A film by Courtney Stephens, Pacho Velez
2020, 70 minutes
No. 306

The American Sector explores the presence of the Berlin Wall in the United States: as an object, artifact, and supposed symbol of national values.

For 18 months Pacho Velez and Courtney Stephens traveled the US to document sections of the wall that are on display in over 75 locations, ranging from the serious (Fort Benning) to the bizarre (Main Street Station Casino in Las Vegas) and even the campus of nearby Capital University.

Along the way, interviews with unusual characters who own, maintain, and interact with pieces of the wall offer a window into American culture, and through the film these Cold War relics become a catalyst for exploring today’s timely issues.

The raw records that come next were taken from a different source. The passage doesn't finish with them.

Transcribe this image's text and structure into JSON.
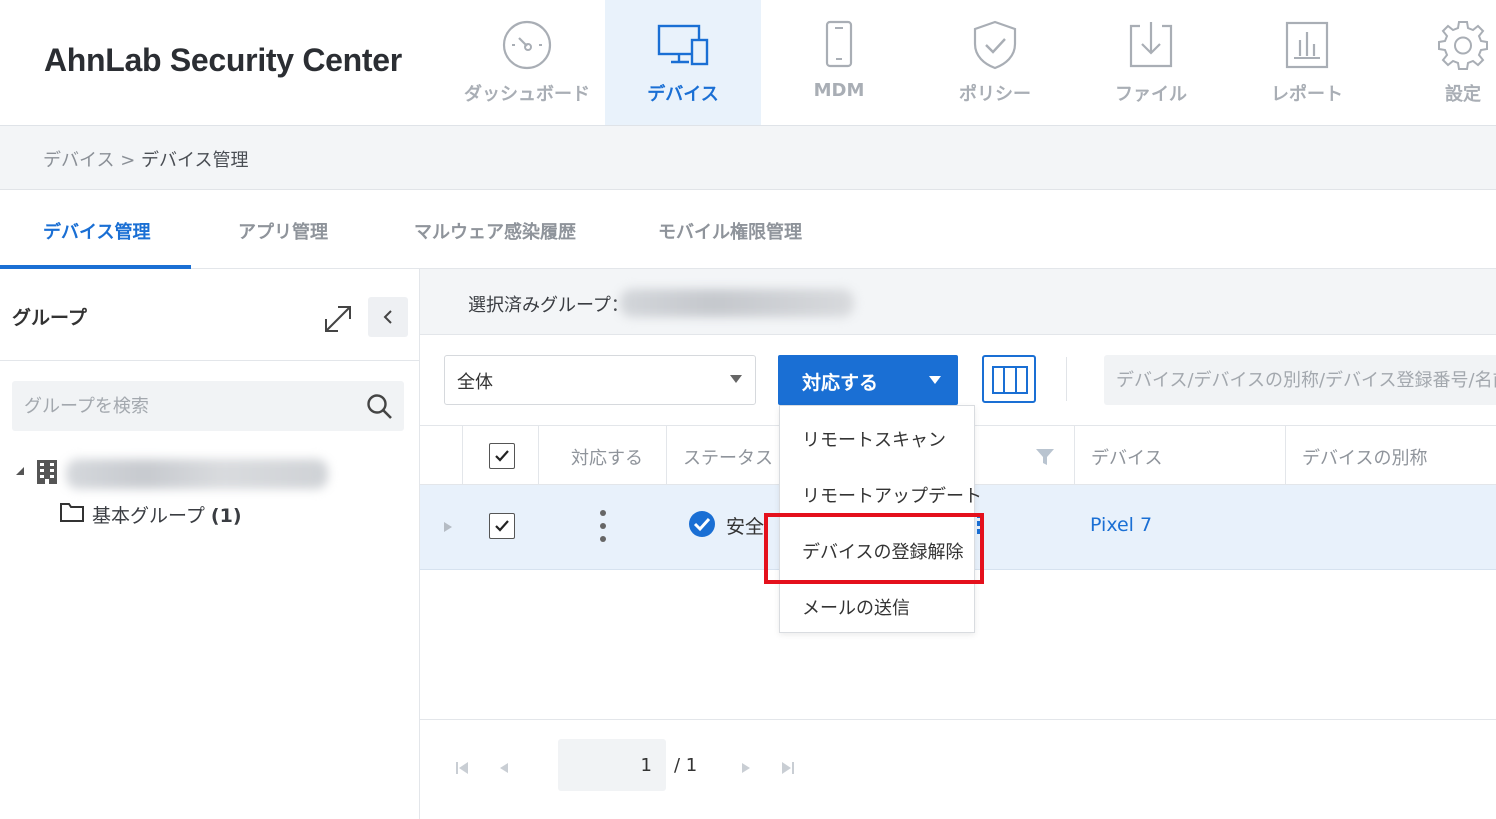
{
  "app": {
    "title": "AhnLab Security Center"
  },
  "nav": {
    "items": [
      {
        "label": "ダッシュボード",
        "icon": "dashboard-gauge-icon",
        "active": false
      },
      {
        "label": "デバイス",
        "icon": "devices-icon",
        "active": true
      },
      {
        "label": "MDM",
        "icon": "mobile-phone-icon",
        "active": false
      },
      {
        "label": "ポリシー",
        "icon": "shield-check-icon",
        "active": false
      },
      {
        "label": "ファイル",
        "icon": "file-download-icon",
        "active": false
      },
      {
        "label": "レポート",
        "icon": "report-chart-icon",
        "active": false
      },
      {
        "label": "設定",
        "icon": "gear-icon",
        "active": false
      }
    ]
  },
  "breadcrumb": {
    "parent": "デバイス",
    "separator": ">",
    "current": "デバイス管理"
  },
  "tabs": [
    {
      "label": "デバイス管理",
      "active": true
    },
    {
      "label": "アプリ管理",
      "active": false
    },
    {
      "label": "マルウェア感染履歴",
      "active": false
    },
    {
      "label": "モバイル権限管理",
      "active": false
    }
  ],
  "group_panel": {
    "title": "グループ",
    "search_placeholder": "グループを検索",
    "basic_group_label": "基本グループ",
    "basic_group_count": "(1)"
  },
  "main": {
    "selected_group_label": "選択済みグループ：",
    "filter_value": "全体",
    "action_button_label": "対応する",
    "search_placeholder": "デバイス/デバイスの別称/デバイス登録番号/名前で"
  },
  "table": {
    "columns": [
      "対応する",
      "ステータス",
      "デバイス",
      "デバイスの別称"
    ],
    "rows": [
      {
        "status": "安全",
        "device": "Pixel 7",
        "alias": "",
        "checked": true
      }
    ]
  },
  "pagination": {
    "current_page": "1",
    "total": "/ 1"
  },
  "action_menu": {
    "items": [
      "リモートスキャン",
      "リモートアップデート",
      "デバイスの登録解除",
      "メールの送信"
    ],
    "highlighted": "デバイスの登録解除"
  },
  "colors": {
    "accent": "#1a6fd4",
    "highlight": "#e4101c",
    "row_selected": "#e8f1fb",
    "nav_active_bg": "#e9f2fb"
  }
}
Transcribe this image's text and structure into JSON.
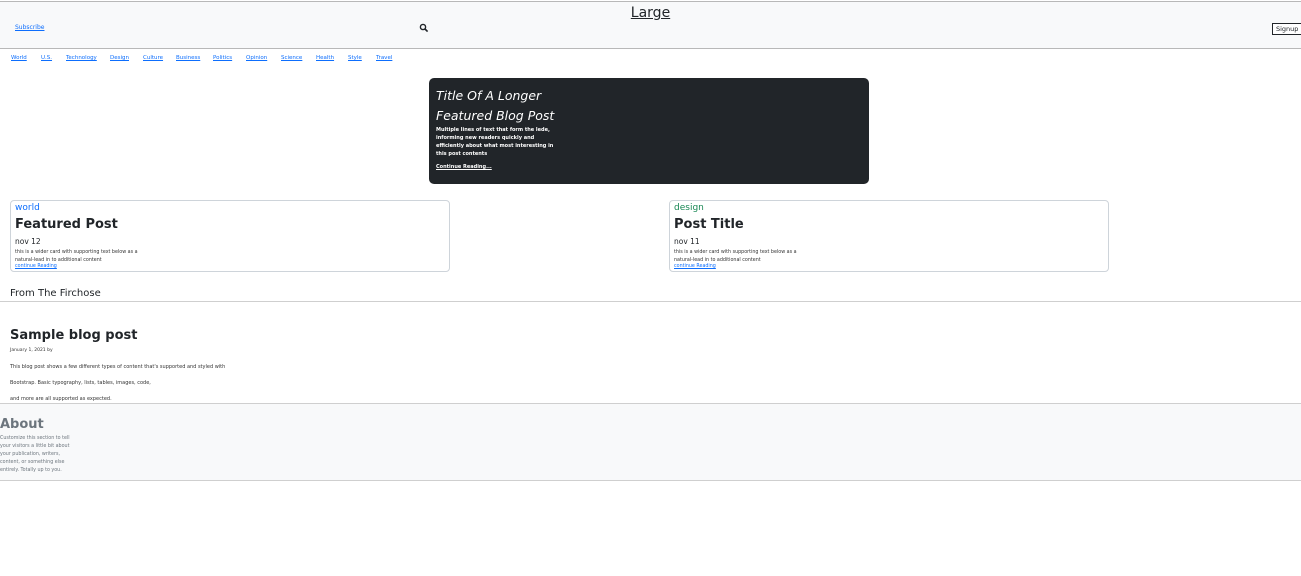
{
  "header": {
    "subscribe": "Subscribe",
    "brand": "Large",
    "search_icon": "search-icon",
    "signup": "Signup"
  },
  "nav": [
    "World",
    "U.S.",
    "Technology",
    "Design",
    "Culture",
    "Business",
    "Politics",
    "Opinion",
    "Science",
    "Health",
    "Style",
    "Travel"
  ],
  "hero": {
    "title": "Title Of A Longer Featured Blog Post",
    "lede": "Multiple lines of text that form the lede, informing new readers quickly and efficiently about what most interesting in this post contents",
    "link": "Continue Reading..."
  },
  "cards": [
    {
      "category": "world",
      "category_color": "#0d6efd",
      "title": "Featured Post",
      "date": "nov 12",
      "text": "this is a wider card with supporting text below as a natural-lead in to additional content",
      "link": "continue Reading"
    },
    {
      "category": "design",
      "category_color": "#198754",
      "title": "Post Title",
      "date": "nov 11",
      "text": "this is a wider card with supporting text below as a natural-lead in to additional content",
      "link": "continue Reading"
    }
  ],
  "section": {
    "title": "From The Firchose"
  },
  "post": {
    "title": "Sample blog post",
    "meta": "January 1, 2021 by",
    "lines": [
      "This blog post shows a few different types of content that's supported and styled with",
      "Bootstrap. Basic typography, lists, tables, images, code,",
      "and more are all supported as expected."
    ]
  },
  "about": {
    "title": "About",
    "text": "Customize this section to tell your visitors a little bit about your publication, writers, content, or something else entirely. Totally up to you."
  }
}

Official Selection, Berlin Film Festival
Official Selection, San Francisco International Film Festival
Official Selection, AFI Fest
Official Selection, Human Rights Film Festival Zagreb
Official Selection, Maryland Film Festival

“An exemplary work of cinema as political action. A film that powerfully evokes the active presence of history in daily civic life—and reveals the politics that inhere in its commemoration. Yields extraordinary results through audacious methods…. The slabs of the Wall become something more than common ground for onscreen discussions: they function as truth devices, extracting deep-rooted and deeply personal observations as if with a metaphysical force that also energizes the camera and microphone, transforming discourse about the enduring power of history into seemingly physical, weighty incarnations of it.” – Richard Brody, The New Yorker

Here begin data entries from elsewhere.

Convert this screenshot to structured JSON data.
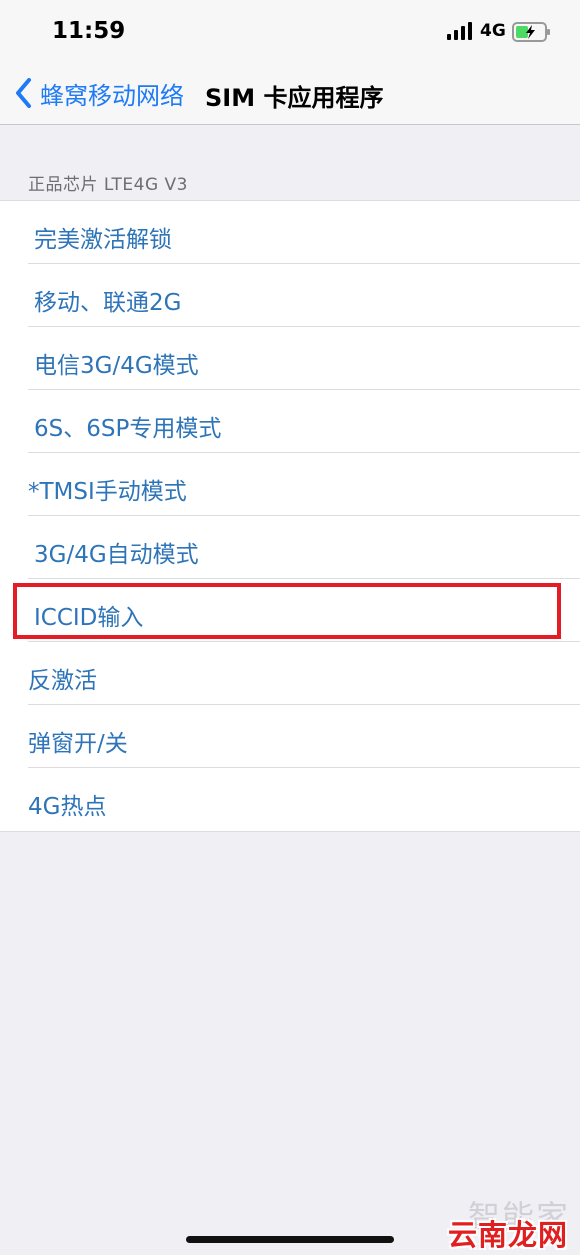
{
  "status_bar": {
    "time": "11:59",
    "network": "4G",
    "icons": [
      "signal-icon",
      "battery-charging-icon"
    ]
  },
  "nav": {
    "back_label": "蜂窝移动网络",
    "title": "SIM 卡应用程序",
    "back_icon": "chevron-left-icon"
  },
  "section": {
    "header": "正品芯片 LTE4G V3"
  },
  "items": [
    {
      "label": "完美激活解锁"
    },
    {
      "label": "移动、联通2G"
    },
    {
      "label": "电信3G/4G模式"
    },
    {
      "label": "6S、6SP专用模式"
    },
    {
      "label": "*TMSI手动模式"
    },
    {
      "label": "3G/4G自动模式"
    },
    {
      "label": "ICCID输入"
    },
    {
      "label": "反激活"
    },
    {
      "label": "弹窗开/关"
    },
    {
      "label": "4G热点"
    }
  ],
  "watermark": {
    "top": "智能家",
    "bottom": "云南龙网"
  },
  "colors": {
    "accent": "#1e7af5",
    "item_text": "#2e74b8",
    "highlight": "#e31c25",
    "background": "#efeff4"
  }
}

“Detached and incisive, wry and deceptively whimsical, The American Sector is a brisk lesson in how we often fail to learn from history because even the most concrete testimony is open to interpretation.” – Boston Globe

“Public art and political divisions, the sway of history, and the impulse toward freedom are inseparable elements in the doc’s richly nuanced palette … What might seem at first an inquiry into another nation’s story builds into a provocative illumination of all our histories, and of the here and now. Another wall — one that’s still more concept than reality and on many Americans’ minds — is alluded to and left to the viewer’s contemplation.” – Sheri Linden, The Hollywood Reporter

“The film’s strengths lie in its simplicity. The shots are carefully composed and lingering, giving us a visual representation of the United States from Los Angeles’s Mulholland Drive to a Chicago subway station to a food court in Seattle. Furthermore, the thoughts of the subjects are captured with the ear of an ethnographer and edited for clarity and curiosity, which allows for moments of gravity as well as humor. For each person, the wall means something explicit about freedom, democracy, and patriotism, but implicit in these descriptions are ideas about propaganda, indoctrination, our intergenerational relationships with history, and the broken promises of capitalism.”  The Nation